Effort and habit are instrumental to learning and writing, but they are often dimly lit in our grading systems. That light needs to brighten with the help of new research and popular literature that highlight how essential habit, effort, and perseverance are to learning. I’ve used an effort-aware grading system in my teaching for some time now, a B-grading contract that locks hardworking students into a minimum final grade of B. For grades rising above B, the quality of the writing is the focus (the product), but only for students who fulfill the contract (the process).
I’ve become a proponent of the “Contract for B,” first proposed by Peter Elbow, because I like how it encourages students to experiment with their college writing in new and novel ways. As experts in our own disciplines, we can write stipulations of the contract to identify how and what we see prolific writers do in our disciplines. Even habits such as writing daily and talking about their writing in specific ways are tasks that students can achieve no matter their writing proficiency. Moreover, it’s important for students to read in the syllabus that “any student who works really, really hard can achieve these tasks because they are habits that define a process.”
In my own pedagogy, the contract calls for excellent attendance (e.g., not missing more than three classes/conferences), meeting most deadlines, completing at least 90% of the assigned tasks, writing for 10 minutes in a daybook every weekday, and performing rewriting as we define it in class. In other words, students become familiar with practicing a process, one that improves the likelihood for a better product. In my own pedagogy, Contract for B has evolved into a transparent way of talking and acting through writing, but several other things have come along for the ride too, none of which I expected.
I recognize, as one student said, the Contract for B relieves him “of thinking so much about the grade.” I didn’t anticipate it would relieve me of thinking about grading final products too. It has helped me relax in my teaching and see the process of formation more clearly. Just the other day, I showed students brief examples of how to do thesis writing by generating preliminary answers to research questions. When completed, I asked students to invent another “way of writing that sentence, perhaps with a phrase in front or different words in the middle.” After a few more minutes, I walked around the room, gently nudging those who had believed just a week ago that they “couldn’t write,” before calling for a third version. When it came time to draft for 20 minutes during class, I jumped into my own writing spot at the back of the classroom that’s open to anyone who wants quick feedback before resuming. Only one did. The classroom clicked with students tapping their keyboards or running their pens over the crisp pages in their notebooks. I used to spend an entire semester trying to show students what drafting sessions looked like. Here they were showing me how to do it, and I was following their lead. One student summarized it best: “You know, it gets easier the more you do it—just sitting down to write. I tell my friends, ‘Hey, you just have to push words out. And after a while, well, it’s fun.’”

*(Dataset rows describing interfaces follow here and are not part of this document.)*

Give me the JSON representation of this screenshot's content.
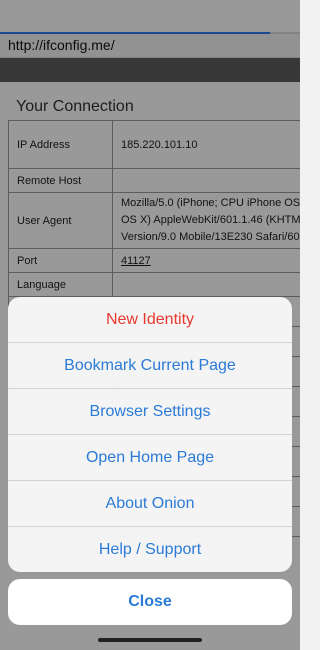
{
  "browser": {
    "url": "http://ifconfig.me/",
    "load_progress": 0.9
  },
  "page": {
    "heading": "Your Connection",
    "rows": [
      {
        "key": "IP Address",
        "value": "185.220.101.10"
      },
      {
        "key": "Remote Host",
        "value": ""
      },
      {
        "key": "User Agent",
        "value_lines": [
          "Mozilla/5.0 (iPhone; CPU iPhone OS",
          "OS X) AppleWebKit/601.1.46 (KHTM",
          "Version/9.0 Mobile/13E230 Safari/60"
        ]
      },
      {
        "key": "Port",
        "value": "41127"
      },
      {
        "key": "Language",
        "value": ""
      }
    ]
  },
  "action_sheet": {
    "items": [
      {
        "label": "New Identity",
        "style": "destructive"
      },
      {
        "label": "Bookmark Current Page"
      },
      {
        "label": "Browser Settings"
      },
      {
        "label": "Open Home Page"
      },
      {
        "label": "About Onion"
      },
      {
        "label": "Help / Support"
      }
    ],
    "cancel_label": "Close"
  },
  "colors": {
    "accent": "#2b7ad6",
    "destructive": "#e8392f",
    "progress": "#2e7bf0"
  }
}
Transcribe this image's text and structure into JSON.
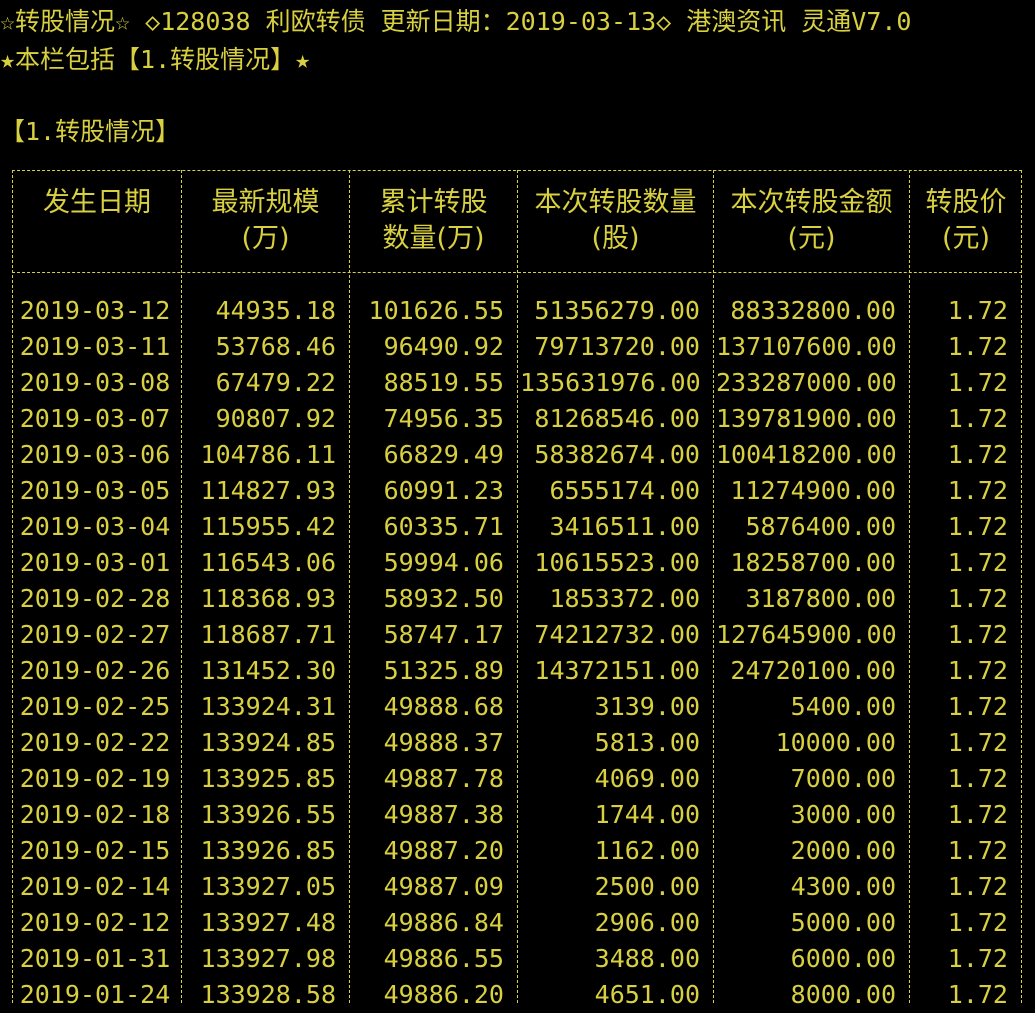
{
  "header": {
    "title": "☆转股情况☆ ◇128038 利欧转债 更新日期：2019-03-13◇ 港澳资讯 灵通V7.0",
    "subtitle": "★本栏包括【1.转股情况】★"
  },
  "section": {
    "title": "【1.转股情况】"
  },
  "table": {
    "columns": [
      {
        "line1": "发生日期",
        "line2": ""
      },
      {
        "line1": "最新规模",
        "line2": "(万)"
      },
      {
        "line1": "累计转股",
        "line2": "数量(万)"
      },
      {
        "line1": "本次转股数量",
        "line2": "(股)"
      },
      {
        "line1": "本次转股金额",
        "line2": "(元)"
      },
      {
        "line1": "转股价",
        "line2": "(元)"
      }
    ],
    "rows": [
      [
        "2019-03-12",
        "44935.18",
        "101626.55",
        "51356279.00",
        "88332800.00",
        "1.72"
      ],
      [
        "2019-03-11",
        "53768.46",
        "96490.92",
        "79713720.00",
        "137107600.00",
        "1.72"
      ],
      [
        "2019-03-08",
        "67479.22",
        "88519.55",
        "135631976.00",
        "233287000.00",
        "1.72"
      ],
      [
        "2019-03-07",
        "90807.92",
        "74956.35",
        "81268546.00",
        "139781900.00",
        "1.72"
      ],
      [
        "2019-03-06",
        "104786.11",
        "66829.49",
        "58382674.00",
        "100418200.00",
        "1.72"
      ],
      [
        "2019-03-05",
        "114827.93",
        "60991.23",
        "6555174.00",
        "11274900.00",
        "1.72"
      ],
      [
        "2019-03-04",
        "115955.42",
        "60335.71",
        "3416511.00",
        "5876400.00",
        "1.72"
      ],
      [
        "2019-03-01",
        "116543.06",
        "59994.06",
        "10615523.00",
        "18258700.00",
        "1.72"
      ],
      [
        "2019-02-28",
        "118368.93",
        "58932.50",
        "1853372.00",
        "3187800.00",
        "1.72"
      ],
      [
        "2019-02-27",
        "118687.71",
        "58747.17",
        "74212732.00",
        "127645900.00",
        "1.72"
      ],
      [
        "2019-02-26",
        "131452.30",
        "51325.89",
        "14372151.00",
        "24720100.00",
        "1.72"
      ],
      [
        "2019-02-25",
        "133924.31",
        "49888.68",
        "3139.00",
        "5400.00",
        "1.72"
      ],
      [
        "2019-02-22",
        "133924.85",
        "49888.37",
        "5813.00",
        "10000.00",
        "1.72"
      ],
      [
        "2019-02-19",
        "133925.85",
        "49887.78",
        "4069.00",
        "7000.00",
        "1.72"
      ],
      [
        "2019-02-18",
        "133926.55",
        "49887.38",
        "1744.00",
        "3000.00",
        "1.72"
      ],
      [
        "2019-02-15",
        "133926.85",
        "49887.20",
        "1162.00",
        "2000.00",
        "1.72"
      ],
      [
        "2019-02-14",
        "133927.05",
        "49887.09",
        "2500.00",
        "4300.00",
        "1.72"
      ],
      [
        "2019-02-12",
        "133927.48",
        "49886.84",
        "2906.00",
        "5000.00",
        "1.72"
      ],
      [
        "2019-01-31",
        "133927.98",
        "49886.55",
        "3488.00",
        "6000.00",
        "1.72"
      ],
      [
        "2019-01-24",
        "133928.58",
        "49886.20",
        "4651.00",
        "8000.00",
        "1.72"
      ]
    ]
  },
  "colors": {
    "text": "#d8d040",
    "background": "#000000"
  }
}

Incorporating effort through the contract means I have an immediate resource for moving students past what I call “the distractors.” Typical examples of early course talk include, “Is this piece I wrote good?” or “All I want to know is if my research paper is any good?” Answering those detractors assumes writing has no intrinsic worth, a mere receptacle for immediate grading. It’s self-defeating and deceptive to talk about notions of “good” and “bad” so early in the writing process because these products are lacking context, cutting short the learning arc that all writers follow to hone their craft. Before using the contract, I had to overexplain how evaluations depend on things we’ll be studying in the course, asking them to understand a process they still hadn’t experienced! With the contract, those questions fell away. Hallelujah! In their place, I see students asking better questions about workflow and strategies, matters hidden to grade-chasing.
The contract allows me to address effort without compromising writing performance. It’s counterintuitive, I know, but we are all familiar with students who interpret projects through effort: “But I put so much effort into that paper. I spent twice the time that Justin did!”

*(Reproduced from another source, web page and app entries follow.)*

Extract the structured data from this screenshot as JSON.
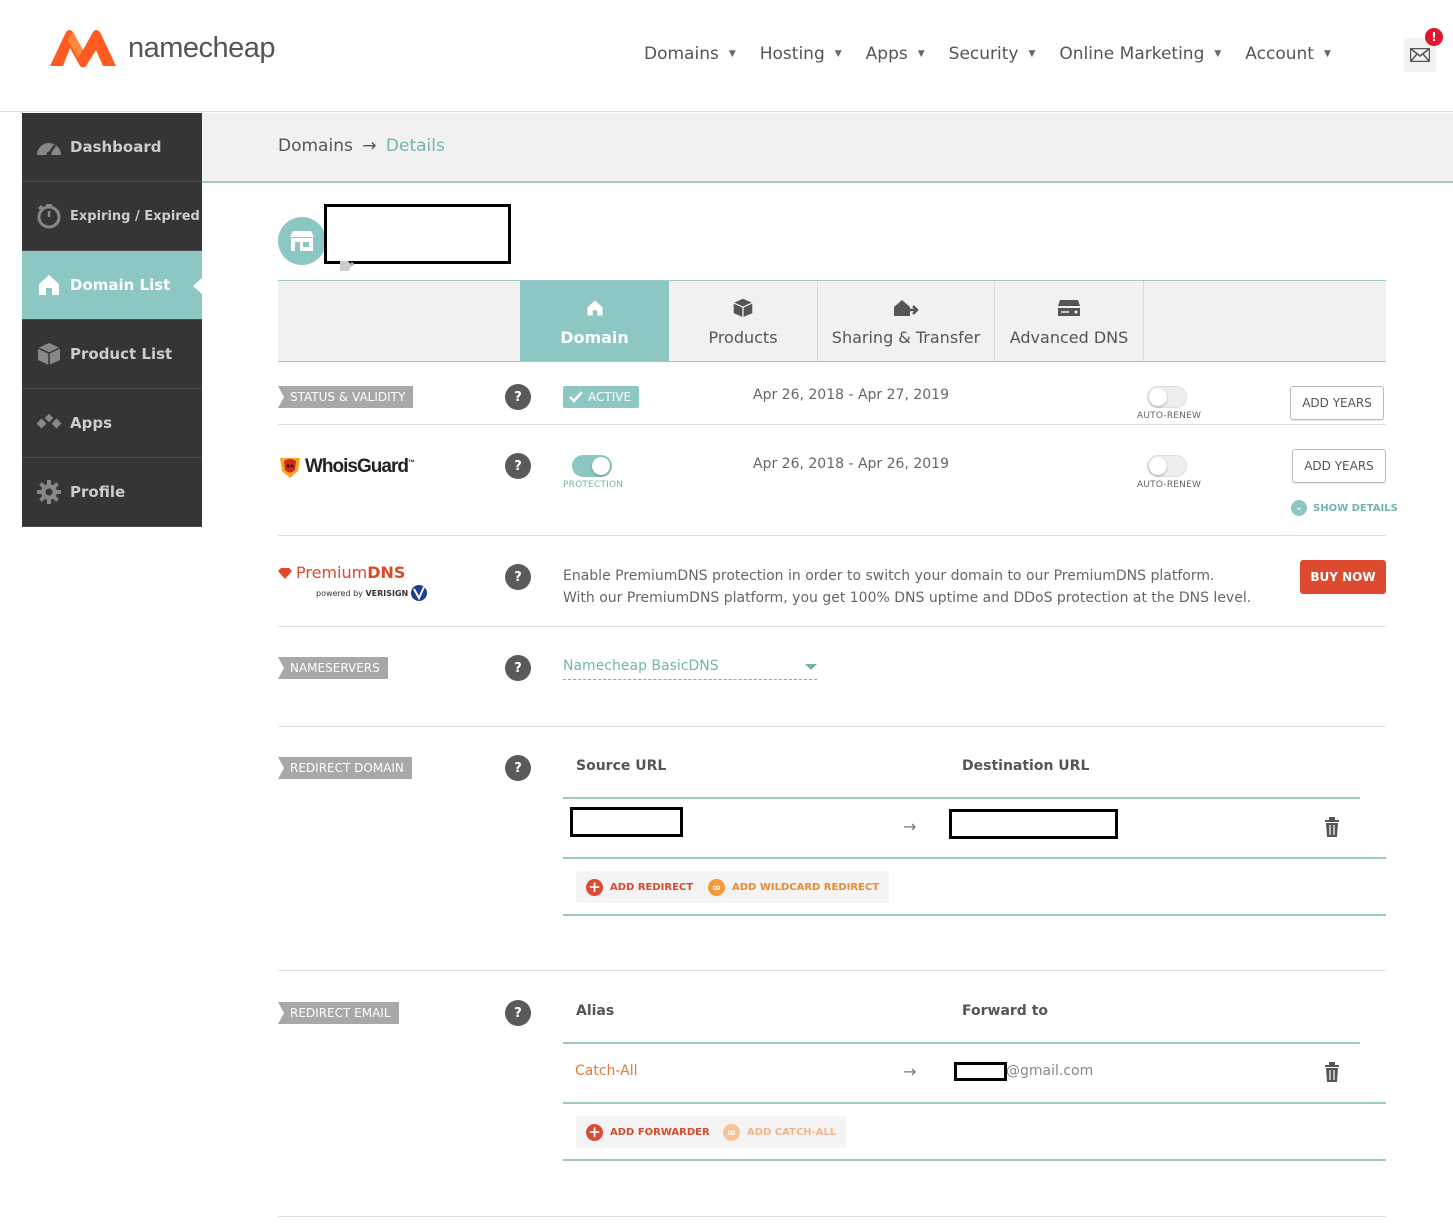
{
  "brand": {
    "logo_text": "namecheap",
    "accent": "#8cc7c3",
    "logo_color": "#ff5a1f"
  },
  "topnav": [
    {
      "label": "Domains"
    },
    {
      "label": "Hosting"
    },
    {
      "label": "Apps"
    },
    {
      "label": "Security"
    },
    {
      "label": "Online Marketing"
    },
    {
      "label": "Account"
    }
  ],
  "mail": {
    "badge": "!"
  },
  "sidebar": {
    "items": [
      {
        "label": "Dashboard",
        "icon": "speedometer-icon"
      },
      {
        "label": "Expiring / Expired",
        "icon": "stopwatch-icon"
      },
      {
        "label": "Domain List",
        "icon": "house-icon",
        "active": true
      },
      {
        "label": "Product List",
        "icon": "box-icon"
      },
      {
        "label": "Apps",
        "icon": "apps-icon"
      },
      {
        "label": "Profile",
        "icon": "gear-icon"
      }
    ]
  },
  "breadcrumb": {
    "parent": "Domains",
    "separator": "→",
    "current": "Details"
  },
  "tabs": [
    {
      "label": "Domain",
      "icon": "house-icon",
      "active": true
    },
    {
      "label": "Products",
      "icon": "box-icon"
    },
    {
      "label": "Sharing & Transfer",
      "icon": "transfer-icon"
    },
    {
      "label": "Advanced DNS",
      "icon": "server-icon"
    }
  ],
  "status": {
    "label": "STATUS & VALIDITY",
    "badge": "ACTIVE",
    "dates": "Apr 26, 2018 - Apr 27, 2019",
    "autorenew_label": "AUTO-RENEW",
    "button": "ADD YEARS"
  },
  "whoisguard": {
    "brand": "WhoisGuard",
    "tm": "™",
    "toggle_label": "PROTECTION",
    "dates": "Apr 26, 2018 - Apr 26, 2019",
    "autorenew_label": "AUTO-RENEW",
    "button": "ADD YEARS",
    "show_details": "SHOW DETAILS"
  },
  "premiumdns": {
    "brand_a": "Premium",
    "brand_b": "DNS",
    "powered": "powered by",
    "verisign": "VERISIGN",
    "line1": "Enable PremiumDNS protection in order to switch your domain to our PremiumDNS platform.",
    "line2": "With our PremiumDNS platform, you get 100% DNS uptime and DDoS protection at the DNS level.",
    "button": "BUY NOW"
  },
  "nameservers": {
    "label": "NAMESERVERS",
    "value": "Namecheap BasicDNS"
  },
  "redirect_domain": {
    "label": "REDIRECT DOMAIN",
    "col_source": "Source URL",
    "col_dest": "Destination URL",
    "arrow": "→",
    "add_redirect": "ADD REDIRECT",
    "add_wildcard": "ADD WILDCARD REDIRECT"
  },
  "redirect_email": {
    "label": "REDIRECT EMAIL",
    "col_alias": "Alias",
    "col_forward": "Forward to",
    "alias": "Catch-All",
    "arrow": "→",
    "forward_suffix": "@gmail.com",
    "add_forwarder": "ADD FORWARDER",
    "add_catchall": "ADD CATCH-ALL"
  },
  "help": "?"
}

My heart goes out to students who struggle mightily with writing, though there are many pathways we can use to lead them into greater fluency. Nevertheless, effort and performance (quality) must be distinguished. I can now show them, with the same sincerity, that I’ve already given them a grade for their hard work—called the Contract for B—and so I cannot grade the same thing twice. The very presence of this double jeopardy clearly establishes that writing just doesn’t work into a final form that satisfies all. When it’s time for me to address writing performance, the line is much clearer than when effort is clogging the pipeline.
When effort and habit occupy a space in your grading, such as in the Contract for B, they construct a framework for unexpected learning. They work especially well with writing by bringing lots of new energy to the classroom.
Elbow, Peter. “A Contract for a Final Grade of B.” Unpublished ms. n.d. Print.
Hafer, Gary R. Embracing Writing: Ways to Teach Reluctant Writers in Any College Course. San Francisco: Jossey-Bass, 2014.
Gary R. Hafer is the John P. Graham Teaching Professor at Lycoming College, where he teaches college composition, classical and modern rhetoric, and introduction to literature.